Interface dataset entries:
- Opening Delimiter -

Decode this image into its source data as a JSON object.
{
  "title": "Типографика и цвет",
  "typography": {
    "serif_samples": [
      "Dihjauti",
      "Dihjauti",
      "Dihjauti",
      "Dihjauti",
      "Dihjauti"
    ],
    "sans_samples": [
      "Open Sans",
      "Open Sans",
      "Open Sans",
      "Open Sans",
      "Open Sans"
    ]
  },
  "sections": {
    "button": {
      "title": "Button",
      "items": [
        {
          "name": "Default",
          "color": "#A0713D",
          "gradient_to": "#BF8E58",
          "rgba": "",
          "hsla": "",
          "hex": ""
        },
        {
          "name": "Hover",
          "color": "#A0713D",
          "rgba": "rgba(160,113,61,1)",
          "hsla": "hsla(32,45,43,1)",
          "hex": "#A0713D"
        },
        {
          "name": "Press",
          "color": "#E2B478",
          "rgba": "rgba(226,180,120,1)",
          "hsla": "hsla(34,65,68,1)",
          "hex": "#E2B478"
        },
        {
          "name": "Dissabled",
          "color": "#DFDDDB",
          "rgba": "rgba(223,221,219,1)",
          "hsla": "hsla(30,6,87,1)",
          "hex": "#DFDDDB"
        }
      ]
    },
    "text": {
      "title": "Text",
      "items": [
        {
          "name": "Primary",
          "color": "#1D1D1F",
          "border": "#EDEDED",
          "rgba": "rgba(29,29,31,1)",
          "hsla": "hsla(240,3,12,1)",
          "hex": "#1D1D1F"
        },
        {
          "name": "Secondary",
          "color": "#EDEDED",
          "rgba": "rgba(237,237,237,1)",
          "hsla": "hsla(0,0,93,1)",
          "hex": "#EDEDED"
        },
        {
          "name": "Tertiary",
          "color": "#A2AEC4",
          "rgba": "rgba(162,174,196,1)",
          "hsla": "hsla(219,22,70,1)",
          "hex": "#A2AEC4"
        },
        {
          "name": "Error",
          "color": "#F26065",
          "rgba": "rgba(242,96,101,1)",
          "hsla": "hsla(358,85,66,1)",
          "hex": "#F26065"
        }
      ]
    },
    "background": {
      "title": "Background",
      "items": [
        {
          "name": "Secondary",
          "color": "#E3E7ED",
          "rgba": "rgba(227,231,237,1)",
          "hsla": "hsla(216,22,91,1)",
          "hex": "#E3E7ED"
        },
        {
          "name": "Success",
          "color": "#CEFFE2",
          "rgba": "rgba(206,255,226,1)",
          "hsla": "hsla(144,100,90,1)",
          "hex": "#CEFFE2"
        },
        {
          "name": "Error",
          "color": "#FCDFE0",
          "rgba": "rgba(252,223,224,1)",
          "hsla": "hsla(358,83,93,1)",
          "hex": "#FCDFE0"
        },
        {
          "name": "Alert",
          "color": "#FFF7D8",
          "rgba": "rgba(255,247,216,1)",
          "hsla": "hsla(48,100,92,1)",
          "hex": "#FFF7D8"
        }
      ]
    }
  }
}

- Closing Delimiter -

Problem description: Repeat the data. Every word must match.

Answer to this exercise:
Decode this image into its source data as a JSON object.
{
  "title": "Типографика и цвет",
  "typography": {
    "serif_samples": [
      "Dihjauti",
      "Dihjauti",
      "Dihjauti",
      "Dihjauti",
      "Dihjauti"
    ],
    "sans_samples": [
      "Open Sans",
      "Open Sans",
      "Open Sans",
      "Open Sans",
      "Open Sans"
    ]
  },
  "sections": {
    "button": {
      "title": "Button",
      "items": [
        {
          "name": "Default",
          "color": "#A0713D",
          "gradient_to": "#BF8E58",
          "rgba": "",
          "hsla": "",
          "hex": ""
        },
        {
          "name": "Hover",
          "color": "#A0713D",
          "rgba": "rgba(160,113,61,1)",
          "hsla": "hsla(32,45,43,1)",
          "hex": "#A0713D"
        },
        {
          "name": "Press",
          "color": "#E2B478",
          "rgba": "rgba(226,180,120,1)",
          "hsla": "hsla(34,65,68,1)",
          "hex": "#E2B478"
        },
        {
          "name": "Dissabled",
          "color": "#DFDDDB",
          "rgba": "rgba(223,221,219,1)",
          "hsla": "hsla(30,6,87,1)",
          "hex": "#DFDDDB"
        }
      ]
    },
    "text": {
      "title": "Text",
      "items": [
        {
          "name": "Primary",
          "color": "#1D1D1F",
          "border": "#EDEDED",
          "rgba": "rgba(29,29,31,1)",
          "hsla": "hsla(240,3,12,1)",
          "hex": "#1D1D1F"
        },
        {
          "name": "Secondary",
          "color": "#EDEDED",
          "rgba": "rgba(237,237,237,1)",
          "hsla": "hsla(0,0,93,1)",
          "hex": "#EDEDED"
        },
        {
          "name": "Tertiary",
          "color": "#A2AEC4",
          "rgba": "rgba(162,174,196,1)",
          "hsla": "hsla(219,22,70,1)",
          "hex": "#A2AEC4"
        },
        {
          "name": "Error",
          "color": "#F26065",
          "rgba": "rgba(242,96,101,1)",
          "hsla": "hsla(358,85,66,1)",
          "hex": "#F26065"
        }
      ]
    },
    "background": {
      "title": "Background",
      "items": [
        {
          "name": "Secondary",
          "color": "#E3E7ED",
          "rgba": "rgba(227,231,237,1)",
          "hsla": "hsla(216,22,91,1)",
          "hex": "#E3E7ED"
        },
        {
          "name": "Success",
          "color": "#CEFFE2",
          "rgba": "rgba(206,255,226,1)",
          "hsla": "hsla(144,100,90,1)",
          "hex": "#CEFFE2"
        },
        {
          "name": "Error",
          "color": "#FCDFE0",
          "rgba": "rgba(252,223,224,1)",
          "hsla": "hsla(358,83,93,1)",
          "hex": "#FCDFE0"
        },
        {
          "name": "Alert",
          "color": "#FFF7D8",
          "rgba": "rgba(255,247,216,1)",
          "hsla": "hsla(48,100,92,1)",
          "hex": "#FFF7D8"
        }
      ]
    }
  }
}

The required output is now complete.